== What you will do ==
For the records below, tally the lines that include the word "class" and report the number alone.

--- Records for this exercise Enclosed Below ---

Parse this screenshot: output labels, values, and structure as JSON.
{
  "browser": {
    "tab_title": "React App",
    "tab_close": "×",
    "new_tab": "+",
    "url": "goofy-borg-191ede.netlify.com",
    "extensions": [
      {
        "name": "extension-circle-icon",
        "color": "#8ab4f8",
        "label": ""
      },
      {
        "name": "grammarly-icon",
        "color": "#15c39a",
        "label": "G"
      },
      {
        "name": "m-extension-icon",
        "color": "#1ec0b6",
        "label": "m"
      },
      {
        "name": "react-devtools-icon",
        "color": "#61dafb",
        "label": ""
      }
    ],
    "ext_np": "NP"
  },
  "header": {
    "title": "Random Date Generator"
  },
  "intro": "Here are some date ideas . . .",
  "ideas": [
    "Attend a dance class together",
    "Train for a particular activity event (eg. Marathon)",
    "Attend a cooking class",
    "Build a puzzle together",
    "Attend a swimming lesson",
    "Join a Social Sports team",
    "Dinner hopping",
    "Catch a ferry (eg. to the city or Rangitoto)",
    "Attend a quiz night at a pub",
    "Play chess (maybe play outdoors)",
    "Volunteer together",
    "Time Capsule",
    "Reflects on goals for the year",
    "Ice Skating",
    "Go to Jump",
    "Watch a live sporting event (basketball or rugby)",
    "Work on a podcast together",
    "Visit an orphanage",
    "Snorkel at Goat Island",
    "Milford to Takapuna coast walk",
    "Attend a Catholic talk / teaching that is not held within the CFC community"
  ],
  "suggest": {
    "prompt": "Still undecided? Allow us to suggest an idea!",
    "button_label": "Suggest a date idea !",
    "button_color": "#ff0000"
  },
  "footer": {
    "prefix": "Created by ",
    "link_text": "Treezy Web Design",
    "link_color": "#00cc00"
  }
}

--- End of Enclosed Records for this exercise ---

== Solution to this problem ==
2